Now coach Steve Nash (and GM Sean Marks) are back in Brooklyn, on the same team and trying to build a contender together. Awkward? Not if you ask Nash, which is what Nick Friedell of ESPN did.

“We’re fine,” Nash said after the Nets’ first official practice of the season on Tuesday. “We’re good. Ever since we talked, it’s been like nothing’s changed. I have a long history with Kevin. I love the guy. Families have issues. We had a moment and it’s behind us. That’s what happens. It’s a common situation in the league.

“We all were hurting, seething, to go through what we went through last year, not being able to overcome all that adversity. Sometimes you lose perspective because you expect to win, but the reality is we were able to talk and discuss what we can improve on from last year. And also keep perspective. We went through a ton of stuff.”
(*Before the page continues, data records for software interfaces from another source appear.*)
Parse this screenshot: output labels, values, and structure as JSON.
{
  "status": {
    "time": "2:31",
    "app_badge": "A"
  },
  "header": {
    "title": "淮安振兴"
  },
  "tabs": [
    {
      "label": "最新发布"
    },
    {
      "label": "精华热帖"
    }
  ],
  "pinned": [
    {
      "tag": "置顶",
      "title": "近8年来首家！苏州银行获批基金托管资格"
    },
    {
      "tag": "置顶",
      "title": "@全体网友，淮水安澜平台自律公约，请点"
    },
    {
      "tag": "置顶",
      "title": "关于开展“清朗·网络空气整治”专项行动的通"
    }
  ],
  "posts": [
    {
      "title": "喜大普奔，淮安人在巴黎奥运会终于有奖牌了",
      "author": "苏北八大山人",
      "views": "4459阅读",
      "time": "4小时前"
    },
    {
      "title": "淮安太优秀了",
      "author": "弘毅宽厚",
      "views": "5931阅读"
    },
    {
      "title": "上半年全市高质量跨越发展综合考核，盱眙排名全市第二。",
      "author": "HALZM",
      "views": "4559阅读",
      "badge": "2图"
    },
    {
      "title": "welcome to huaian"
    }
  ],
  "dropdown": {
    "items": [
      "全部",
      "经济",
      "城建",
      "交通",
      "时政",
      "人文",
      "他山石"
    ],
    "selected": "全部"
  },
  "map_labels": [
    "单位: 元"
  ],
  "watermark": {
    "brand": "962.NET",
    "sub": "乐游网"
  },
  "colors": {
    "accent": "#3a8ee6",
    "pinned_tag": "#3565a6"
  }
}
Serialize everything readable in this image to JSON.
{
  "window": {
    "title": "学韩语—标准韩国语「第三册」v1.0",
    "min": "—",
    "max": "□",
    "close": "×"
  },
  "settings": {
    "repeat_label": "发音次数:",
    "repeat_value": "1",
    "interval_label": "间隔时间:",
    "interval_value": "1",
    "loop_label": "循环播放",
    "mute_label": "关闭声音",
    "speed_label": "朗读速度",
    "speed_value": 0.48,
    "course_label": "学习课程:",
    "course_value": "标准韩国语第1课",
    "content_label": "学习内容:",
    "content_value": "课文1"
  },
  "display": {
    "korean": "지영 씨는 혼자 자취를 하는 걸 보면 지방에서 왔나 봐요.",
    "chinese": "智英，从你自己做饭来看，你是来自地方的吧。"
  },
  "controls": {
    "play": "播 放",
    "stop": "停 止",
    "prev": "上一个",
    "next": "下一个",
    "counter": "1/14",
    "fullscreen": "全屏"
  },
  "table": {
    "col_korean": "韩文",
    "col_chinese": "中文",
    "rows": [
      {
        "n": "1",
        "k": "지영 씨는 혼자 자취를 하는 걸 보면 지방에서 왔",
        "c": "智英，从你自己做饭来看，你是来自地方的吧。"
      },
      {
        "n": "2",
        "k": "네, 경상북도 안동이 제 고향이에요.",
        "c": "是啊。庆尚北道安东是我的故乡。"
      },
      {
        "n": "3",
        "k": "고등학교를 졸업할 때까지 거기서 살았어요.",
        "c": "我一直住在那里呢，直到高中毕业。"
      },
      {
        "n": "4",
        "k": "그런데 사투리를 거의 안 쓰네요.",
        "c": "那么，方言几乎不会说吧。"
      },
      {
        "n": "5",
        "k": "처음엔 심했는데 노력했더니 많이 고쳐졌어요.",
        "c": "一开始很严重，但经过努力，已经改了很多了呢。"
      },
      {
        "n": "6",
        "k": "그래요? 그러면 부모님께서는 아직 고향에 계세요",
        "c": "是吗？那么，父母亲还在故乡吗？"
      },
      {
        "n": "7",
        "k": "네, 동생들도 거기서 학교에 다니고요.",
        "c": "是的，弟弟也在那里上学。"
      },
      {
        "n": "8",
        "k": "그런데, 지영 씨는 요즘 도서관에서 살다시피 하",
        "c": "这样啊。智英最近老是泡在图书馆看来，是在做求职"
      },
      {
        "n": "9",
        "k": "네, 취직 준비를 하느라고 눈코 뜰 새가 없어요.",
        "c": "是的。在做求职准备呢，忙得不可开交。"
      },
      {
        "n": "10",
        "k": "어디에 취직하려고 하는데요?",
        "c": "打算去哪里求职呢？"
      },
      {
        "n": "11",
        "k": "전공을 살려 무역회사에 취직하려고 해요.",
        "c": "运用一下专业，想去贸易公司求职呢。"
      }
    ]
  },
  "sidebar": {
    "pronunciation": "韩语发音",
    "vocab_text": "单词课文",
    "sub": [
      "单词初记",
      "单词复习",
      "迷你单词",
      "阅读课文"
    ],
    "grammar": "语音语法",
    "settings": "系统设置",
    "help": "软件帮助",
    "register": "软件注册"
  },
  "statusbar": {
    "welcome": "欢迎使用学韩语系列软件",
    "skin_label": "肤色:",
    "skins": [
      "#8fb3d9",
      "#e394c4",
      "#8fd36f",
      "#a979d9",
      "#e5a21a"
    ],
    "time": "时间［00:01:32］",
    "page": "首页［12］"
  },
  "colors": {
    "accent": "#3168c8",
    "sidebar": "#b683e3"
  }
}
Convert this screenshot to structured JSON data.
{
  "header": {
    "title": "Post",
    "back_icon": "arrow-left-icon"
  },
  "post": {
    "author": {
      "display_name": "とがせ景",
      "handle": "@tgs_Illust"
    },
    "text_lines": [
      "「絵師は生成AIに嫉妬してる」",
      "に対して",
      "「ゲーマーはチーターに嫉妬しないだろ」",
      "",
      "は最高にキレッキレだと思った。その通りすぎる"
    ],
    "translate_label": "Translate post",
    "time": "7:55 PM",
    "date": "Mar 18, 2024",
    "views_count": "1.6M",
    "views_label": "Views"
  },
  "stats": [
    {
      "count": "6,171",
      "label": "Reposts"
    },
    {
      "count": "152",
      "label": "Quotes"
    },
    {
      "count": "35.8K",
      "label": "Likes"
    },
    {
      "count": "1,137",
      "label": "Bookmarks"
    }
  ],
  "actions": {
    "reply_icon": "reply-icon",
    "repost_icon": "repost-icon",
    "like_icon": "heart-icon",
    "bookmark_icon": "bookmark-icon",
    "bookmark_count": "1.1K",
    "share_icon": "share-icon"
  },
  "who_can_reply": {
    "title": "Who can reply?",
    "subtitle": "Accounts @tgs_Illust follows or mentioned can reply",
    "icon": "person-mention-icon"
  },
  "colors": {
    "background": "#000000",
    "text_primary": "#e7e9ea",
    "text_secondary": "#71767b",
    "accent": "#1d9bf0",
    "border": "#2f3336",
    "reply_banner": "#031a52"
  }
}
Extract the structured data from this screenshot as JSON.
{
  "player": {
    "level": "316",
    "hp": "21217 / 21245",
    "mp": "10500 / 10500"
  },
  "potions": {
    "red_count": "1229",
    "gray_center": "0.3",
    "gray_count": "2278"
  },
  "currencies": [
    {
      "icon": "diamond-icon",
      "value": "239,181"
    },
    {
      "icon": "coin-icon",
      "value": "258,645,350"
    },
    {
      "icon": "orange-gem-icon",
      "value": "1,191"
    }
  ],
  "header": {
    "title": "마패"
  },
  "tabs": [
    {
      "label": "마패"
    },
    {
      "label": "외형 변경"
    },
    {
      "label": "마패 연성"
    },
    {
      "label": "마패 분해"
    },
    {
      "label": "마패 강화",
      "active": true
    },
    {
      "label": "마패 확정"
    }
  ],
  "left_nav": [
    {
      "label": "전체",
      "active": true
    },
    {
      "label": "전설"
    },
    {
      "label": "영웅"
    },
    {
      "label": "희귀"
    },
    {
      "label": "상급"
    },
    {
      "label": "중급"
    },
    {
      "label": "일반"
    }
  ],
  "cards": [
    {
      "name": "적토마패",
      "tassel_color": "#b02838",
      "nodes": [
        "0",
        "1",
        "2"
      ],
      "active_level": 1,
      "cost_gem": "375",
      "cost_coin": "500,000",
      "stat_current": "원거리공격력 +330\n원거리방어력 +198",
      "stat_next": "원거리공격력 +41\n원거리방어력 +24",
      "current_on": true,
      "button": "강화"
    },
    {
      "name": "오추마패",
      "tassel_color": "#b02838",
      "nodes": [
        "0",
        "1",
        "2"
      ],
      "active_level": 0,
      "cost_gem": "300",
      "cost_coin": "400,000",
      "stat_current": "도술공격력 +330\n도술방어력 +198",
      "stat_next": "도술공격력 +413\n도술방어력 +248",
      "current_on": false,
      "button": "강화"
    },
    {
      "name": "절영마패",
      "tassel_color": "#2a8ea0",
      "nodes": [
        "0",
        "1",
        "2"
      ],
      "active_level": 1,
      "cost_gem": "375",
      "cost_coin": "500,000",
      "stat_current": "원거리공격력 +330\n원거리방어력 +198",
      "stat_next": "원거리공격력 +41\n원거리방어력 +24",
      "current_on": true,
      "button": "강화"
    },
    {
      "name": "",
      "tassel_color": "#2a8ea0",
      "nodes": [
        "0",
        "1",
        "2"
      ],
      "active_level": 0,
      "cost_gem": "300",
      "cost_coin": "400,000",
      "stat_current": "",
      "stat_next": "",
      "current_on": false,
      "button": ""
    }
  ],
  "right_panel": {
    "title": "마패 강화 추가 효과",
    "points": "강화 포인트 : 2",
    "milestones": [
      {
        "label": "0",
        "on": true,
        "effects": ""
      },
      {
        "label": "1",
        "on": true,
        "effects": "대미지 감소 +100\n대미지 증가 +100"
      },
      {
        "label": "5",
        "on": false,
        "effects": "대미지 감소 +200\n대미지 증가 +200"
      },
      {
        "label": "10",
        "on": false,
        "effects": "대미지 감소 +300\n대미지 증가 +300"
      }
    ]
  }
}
First off, what else was Nash going to say? He knows the power dynamic in the NBA, and Durant has far more leverage than he does — not enough to get Nash fired this summer, but still more than the coach.

Second, Nash could be telling the truth from his perspective. NBA players and coaches understand better than anyone this is a business and things are rarely personal. Grudges are not held like fans think they are (most of the time). Nash saw Durant’s move for what it was — an effort to create pressure — and can intellectually shrug it off, reach out to KD and talk about the future.

What this brings into question was one of the Nets’ biggest issues last season — mental toughness and togetherness. Do the Nets have the will to fight through adversity and win as a team? Individually Durant, Kyrie Irving, Nash and others have shown that toughness in the past, but as a team it was not that hard to break the will of the Nets last season. Are their relationships strong enough, is their will strong enough this season?

It feels like we will find out early. If the wheels come off the Nets’ season, it feels like it will happen early and by Christmas things could be a full-on dumpster fire. Or maybe Nash is right and they are stronger than we think.